---- GIVEN DATA
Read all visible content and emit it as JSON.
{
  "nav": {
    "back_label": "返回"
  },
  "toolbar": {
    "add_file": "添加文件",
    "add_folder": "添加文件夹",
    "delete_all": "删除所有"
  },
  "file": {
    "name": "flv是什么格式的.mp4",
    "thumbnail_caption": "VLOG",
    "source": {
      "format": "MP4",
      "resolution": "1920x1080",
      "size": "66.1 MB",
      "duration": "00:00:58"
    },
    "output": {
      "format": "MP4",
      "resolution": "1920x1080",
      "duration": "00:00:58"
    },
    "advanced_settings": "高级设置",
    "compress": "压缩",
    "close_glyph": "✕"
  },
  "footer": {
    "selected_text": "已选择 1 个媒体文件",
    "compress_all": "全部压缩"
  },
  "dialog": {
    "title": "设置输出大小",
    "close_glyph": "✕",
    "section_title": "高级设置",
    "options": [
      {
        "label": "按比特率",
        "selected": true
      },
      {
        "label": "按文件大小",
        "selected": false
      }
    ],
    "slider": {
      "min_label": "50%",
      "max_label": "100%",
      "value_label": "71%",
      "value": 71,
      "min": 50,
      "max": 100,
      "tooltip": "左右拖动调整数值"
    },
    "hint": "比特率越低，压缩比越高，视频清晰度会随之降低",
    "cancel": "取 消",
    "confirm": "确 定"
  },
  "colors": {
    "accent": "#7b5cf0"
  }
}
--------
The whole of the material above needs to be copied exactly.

Read all visible content and emit it as JSON.
{
  "nav": {
    "back_label": "返回"
  },
  "toolbar": {
    "add_file": "添加文件",
    "add_folder": "添加文件夹",
    "delete_all": "删除所有"
  },
  "file": {
    "name": "flv是什么格式的.mp4",
    "thumbnail_caption": "VLOG",
    "source": {
      "format": "MP4",
      "resolution": "1920x1080",
      "size": "66.1 MB",
      "duration": "00:00:58"
    },
    "output": {
      "format": "MP4",
      "resolution": "1920x1080",
      "duration": "00:00:58"
    },
    "advanced_settings": "高级设置",
    "compress": "压缩",
    "close_glyph": "✕"
  },
  "footer": {
    "selected_text": "已选择 1 个媒体文件",
    "compress_all": "全部压缩"
  },
  "dialog": {
    "title": "设置输出大小",
    "close_glyph": "✕",
    "section_title": "高级设置",
    "options": [
      {
        "label": "按比特率",
        "selected": true
      },
      {
        "label": "按文件大小",
        "selected": false
      }
    ],
    "slider": {
      "min_label": "50%",
      "max_label": "100%",
      "value_label": "71%",
      "value": 71,
      "min": 50,
      "max": 100,
      "tooltip": "左右拖动调整数值"
    },
    "hint": "比特率越低，压缩比越高，视频清晰度会随之降低",
    "cancel": "取 消",
    "confirm": "确 定"
  },
  "colors": {
    "accent": "#7b5cf0"
  }
}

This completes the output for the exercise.